Although the book is divided into chapters, the I Ching captures the process of one event leading into another through the 64 hexagrams. Polar opposites, the most basic of which are yin and yang, moderate, flow into, and even become one another.
Yin and yang are opposite and complementary qualities of life energy (chi or qi). Yin, represented by the open line, is regarded as the principle of preparation, storing, and contemplation. Yang, represented by the solid line, is the principle of acting, exerting, and using up. Every process in the universe, including every physiological process within the microcosm of the human body, can be analyzed within the context of yin-yang theory. Traditional Chinese medicine, at its most basic level, describes the balance and inherent codependence of yin and yang; when yin and yang fall out of balance, physical, spiritual, and psychological illness may occur. Therefore, the ebb and flow of yin and yang of the political and spiritual state described in the I Ching also describe the ebb and flow of energy in the human body. Death occurs when yin and yang separate, and cease to co-exist with, and influence, one another.

Related Terms

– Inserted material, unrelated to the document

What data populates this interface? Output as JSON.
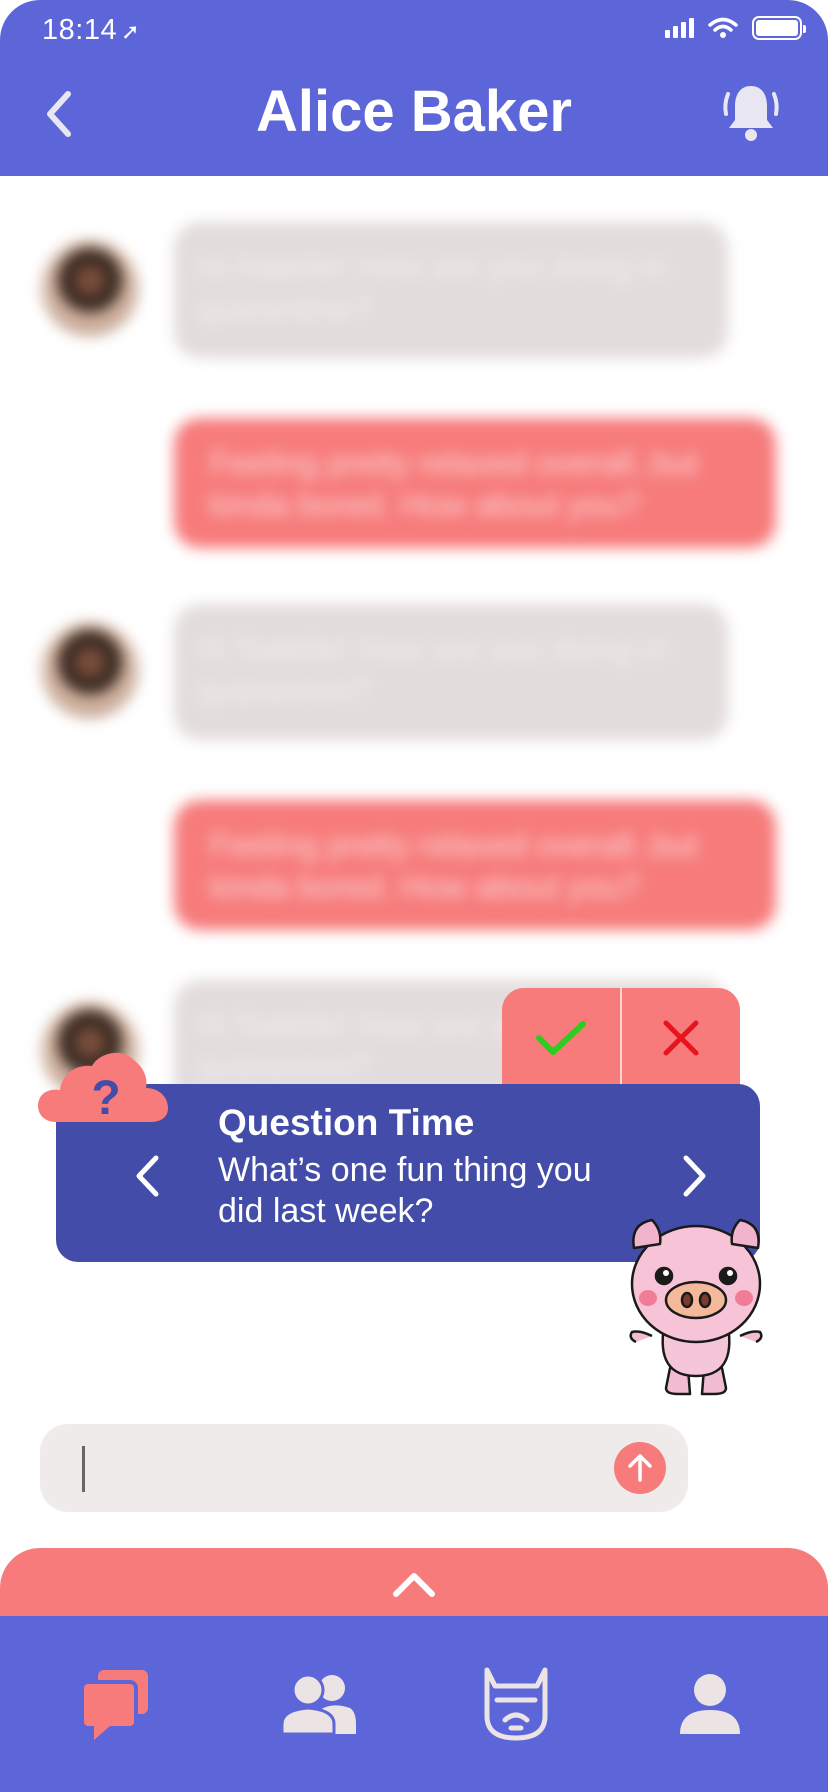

Acupuncture, archetype, Book of Changes, Carl Jung, chi, Chinese, Chinese medicine, Classic of Changes, Confucianism, Fu His, herbs, I Jing (Chinese), moxibustion, psychoanalysis, psychotherapy, psychosomatics, qi, Taoism, TCM, traditional Chinese medicine, Ultimate Way, yang, Yi Ching (Chinese), Yi King (Chinese), yin.